> Work instructions: The full set of records needs to be retyped exactly.

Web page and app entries
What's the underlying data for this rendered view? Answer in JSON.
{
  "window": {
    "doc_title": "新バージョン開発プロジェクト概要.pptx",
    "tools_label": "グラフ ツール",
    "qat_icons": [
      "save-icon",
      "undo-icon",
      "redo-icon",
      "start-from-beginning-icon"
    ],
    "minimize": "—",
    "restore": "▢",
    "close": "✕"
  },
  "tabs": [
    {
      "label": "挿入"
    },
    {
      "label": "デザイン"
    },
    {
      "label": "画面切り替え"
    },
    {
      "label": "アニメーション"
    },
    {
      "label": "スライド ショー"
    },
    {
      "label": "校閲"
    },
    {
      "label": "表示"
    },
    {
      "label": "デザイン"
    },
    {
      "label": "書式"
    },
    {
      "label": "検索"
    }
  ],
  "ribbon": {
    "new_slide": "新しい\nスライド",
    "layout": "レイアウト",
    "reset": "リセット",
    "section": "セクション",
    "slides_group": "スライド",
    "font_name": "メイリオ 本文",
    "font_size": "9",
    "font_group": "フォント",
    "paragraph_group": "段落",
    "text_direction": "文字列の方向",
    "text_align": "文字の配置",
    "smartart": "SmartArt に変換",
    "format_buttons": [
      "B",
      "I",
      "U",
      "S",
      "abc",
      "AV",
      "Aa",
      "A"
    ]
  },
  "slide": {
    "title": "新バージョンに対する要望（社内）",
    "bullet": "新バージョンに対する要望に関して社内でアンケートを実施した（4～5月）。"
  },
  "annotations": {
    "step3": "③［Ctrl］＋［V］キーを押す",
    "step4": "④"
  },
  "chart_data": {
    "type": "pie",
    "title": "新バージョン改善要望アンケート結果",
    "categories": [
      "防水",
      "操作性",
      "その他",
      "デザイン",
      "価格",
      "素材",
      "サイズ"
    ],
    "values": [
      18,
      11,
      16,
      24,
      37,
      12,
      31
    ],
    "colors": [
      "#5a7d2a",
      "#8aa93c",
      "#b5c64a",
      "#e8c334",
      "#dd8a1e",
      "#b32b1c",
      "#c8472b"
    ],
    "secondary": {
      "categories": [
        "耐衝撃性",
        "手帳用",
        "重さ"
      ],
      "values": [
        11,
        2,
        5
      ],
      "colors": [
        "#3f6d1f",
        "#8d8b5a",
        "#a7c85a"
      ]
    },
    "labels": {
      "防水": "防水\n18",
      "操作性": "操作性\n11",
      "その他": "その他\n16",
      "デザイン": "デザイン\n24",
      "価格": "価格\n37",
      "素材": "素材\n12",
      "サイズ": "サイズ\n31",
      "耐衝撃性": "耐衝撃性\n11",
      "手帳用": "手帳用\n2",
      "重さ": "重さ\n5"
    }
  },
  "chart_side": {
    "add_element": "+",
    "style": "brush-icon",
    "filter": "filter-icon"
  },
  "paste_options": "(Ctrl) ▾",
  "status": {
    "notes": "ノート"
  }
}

> Output of the task:
What's the underlying data for this rendered view? Answer in JSON.
{
  "window": {
    "doc_title": "新バージョン開発プロジェクト概要.pptx",
    "tools_label": "グラフ ツール",
    "qat_icons": [
      "save-icon",
      "undo-icon",
      "redo-icon",
      "start-from-beginning-icon"
    ],
    "minimize": "—",
    "restore": "▢",
    "close": "✕"
  },
  "tabs": [
    {
      "label": "挿入"
    },
    {
      "label": "デザイン"
    },
    {
      "label": "画面切り替え"
    },
    {
      "label": "アニメーション"
    },
    {
      "label": "スライド ショー"
    },
    {
      "label": "校閲"
    },
    {
      "label": "表示"
    },
    {
      "label": "デザイン"
    },
    {
      "label": "書式"
    },
    {
      "label": "検索"
    }
  ],
  "ribbon": {
    "new_slide": "新しい\nスライド",
    "layout": "レイアウト",
    "reset": "リセット",
    "section": "セクション",
    "slides_group": "スライド",
    "font_name": "メイリオ 本文",
    "font_size": "9",
    "font_group": "フォント",
    "paragraph_group": "段落",
    "text_direction": "文字列の方向",
    "text_align": "文字の配置",
    "smartart": "SmartArt に変換",
    "format_buttons": [
      "B",
      "I",
      "U",
      "S",
      "abc",
      "AV",
      "Aa",
      "A"
    ]
  },
  "slide": {
    "title": "新バージョンに対する要望（社内）",
    "bullet": "新バージョンに対する要望に関して社内でアンケートを実施した（4～5月）。"
  },
  "annotations": {
    "step3": "③［Ctrl］＋［V］キーを押す",
    "step4": "④"
  },
  "chart_data": {
    "type": "pie",
    "title": "新バージョン改善要望アンケート結果",
    "categories": [
      "防水",
      "操作性",
      "その他",
      "デザイン",
      "価格",
      "素材",
      "サイズ"
    ],
    "values": [
      18,
      11,
      16,
      24,
      37,
      12,
      31
    ],
    "colors": [
      "#5a7d2a",
      "#8aa93c",
      "#b5c64a",
      "#e8c334",
      "#dd8a1e",
      "#b32b1c",
      "#c8472b"
    ],
    "secondary": {
      "categories": [
        "耐衝撃性",
        "手帳用",
        "重さ"
      ],
      "values": [
        11,
        2,
        5
      ],
      "colors": [
        "#3f6d1f",
        "#8d8b5a",
        "#a7c85a"
      ]
    },
    "labels": {
      "防水": "防水\n18",
      "操作性": "操作性\n11",
      "その他": "その他\n16",
      "デザイン": "デザイン\n24",
      "価格": "価格\n37",
      "素材": "素材\n12",
      "サイズ": "サイズ\n31",
      "耐衝撃性": "耐衝撃性\n11",
      "手帳用": "手帳用\n2",
      "重さ": "重さ\n5"
    }
  },
  "chart_side": {
    "add_element": "+",
    "style": "brush-icon",
    "filter": "filter-icon"
  },
  "paste_options": "(Ctrl) ▾",
  "status": {
    "notes": "ノート"
  }
}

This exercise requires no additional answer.